"Fazerdaze is my solo project and I write, record, arrange … When [the band] plays shows I don’t think people realise I’ve written everyone’s parts and I’ve actually arranged everything myself.
“I edited the 'Lucky Girl' music video myself and it’s crazy how many people comment on my looks rather than the fact that I produced it and edited it and played every instrument on it and edited the video myself.
“No-one comments on that! ... [I’m like] 'but, but - look at the art I made and the effort that went into it!'"
Grayson Gilmour – Otherness
"I do actually use cassettes for degrading stuff. I might record something really cleanly and then want to ruin the sound or make it sound more ‘of a time’. Like it’s been jammed in a car stereo for two decades.
"So I’ll use [a] double cassette deck ... to record out my audio and dub it between cassettes thirty or forty times.
"Then I record each step of the way and perhaps time stretch it back into tune and into sync with other things. It’s a total labour of love and I love doing it because you get such weird anomalies popping up.
"I’m sure someone will make a plugin to do it eventually but for now, I’m happy to spend a few hours overdubbing the same thing on top of itself using cassettes."
Kane Strang – Two Hearts and No Brain
"I did [think twice] about the lyrics but now I see the humour in it. The choruses are a very full-on reaction to a not very serious situation. There’s humour there. I don’t want people to take it super seriously.
"That’s probably what changed because when I wrote it, I was just being an angsty little boy.
"I think a lot of people do take it very seriously and think I’m this miserable person, but I put it on there to represent that formative time."

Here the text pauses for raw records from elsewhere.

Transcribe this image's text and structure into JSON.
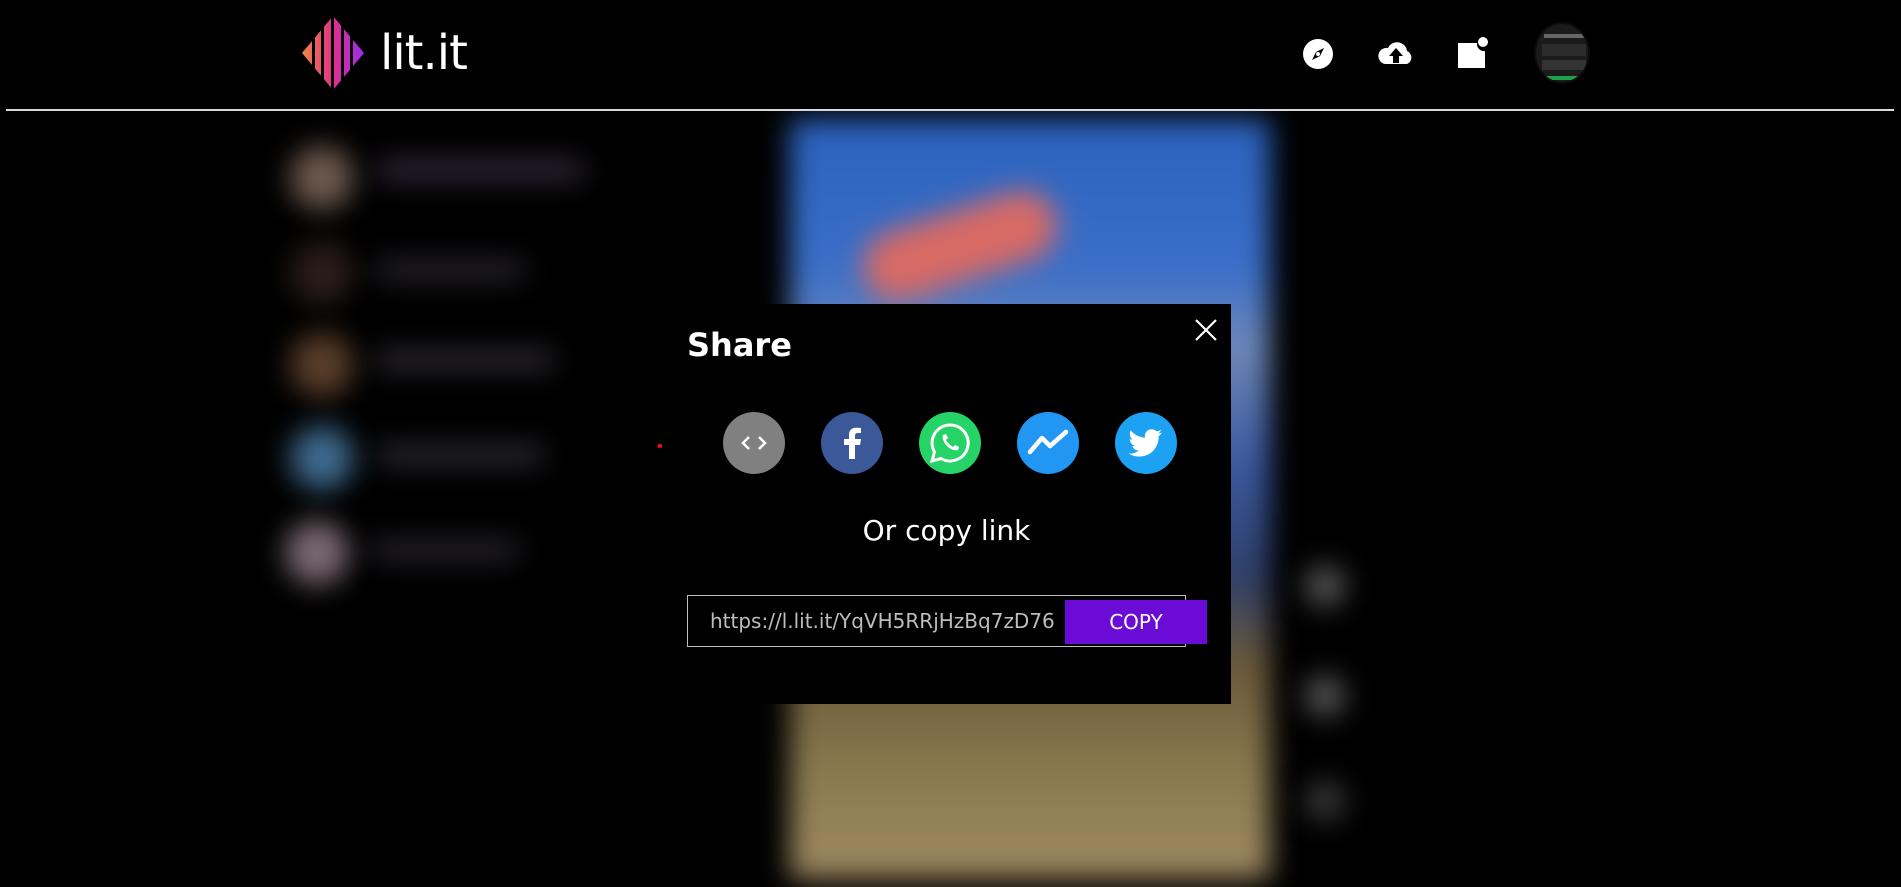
{
  "header": {
    "brand_name": "lit.it",
    "icons": [
      "compass-icon",
      "upload-cloud-icon",
      "notification-icon"
    ]
  },
  "modal": {
    "title": "Share",
    "close_icon": "close-icon",
    "share_options": [
      {
        "name": "embed",
        "icon": "embed-code-icon",
        "color": "#808080"
      },
      {
        "name": "facebook",
        "icon": "facebook-icon",
        "color": "#3b5998"
      },
      {
        "name": "whatsapp",
        "icon": "whatsapp-icon",
        "color": "#25d366"
      },
      {
        "name": "messenger",
        "icon": "messenger-icon",
        "color": "#2196f3"
      },
      {
        "name": "twitter",
        "icon": "twitter-icon",
        "color": "#1da1f2"
      }
    ],
    "copy_label": "Or copy link",
    "link_value": "https://l.lit.it/YqVH5RRjHzBq7zD76",
    "copy_button": "COPY"
  },
  "colors": {
    "accent": "#6a0bd6",
    "annotation": "#e01515"
  }
}
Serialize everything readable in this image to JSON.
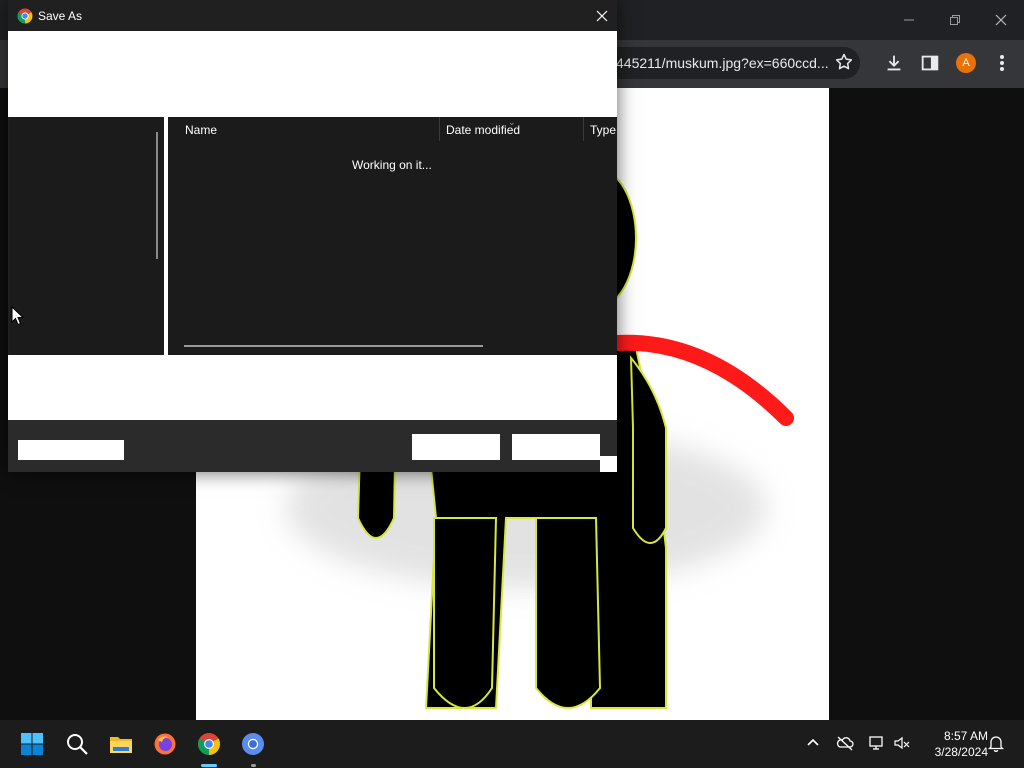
{
  "browser": {
    "url_text": "445211/muskum.jpg?ex=660ccd...",
    "profile_initial": "A",
    "colors": {
      "toolbar": "#35363a",
      "avatar": "#e8710a",
      "page_bg": "#ffffff"
    }
  },
  "dialog": {
    "title": "Save As",
    "columns": {
      "name": "Name",
      "date_modified": "Date modified",
      "type": "Type"
    },
    "status_text": "Working on it..."
  },
  "taskbar": {
    "time": "8:57 AM",
    "date": "3/28/2024",
    "apps": [
      "windows-start",
      "search",
      "file-explorer",
      "firefox",
      "chrome",
      "chrome-secondary"
    ]
  }
}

Mermaidens – Perfect Body
"I think we were very influenced by surf rock and it was kind of like party music the first EP. We were all really into the band Warpaint and PJ Harvey and Patti Smith. And also post-punk bands like Slint and Tortoise."
The Bads – Losing Heroes
Dianne Swan: “Brett was in The Mockers and I was in When The Cats Away and I ran away to England. Brett was already there. We started writing together and formed a band over there called The Julie Dolphin and did some pretty cool things.
Jesse Mulligan: “Has it been romantic at some point?”
Dianne Swan: “It still is we think.”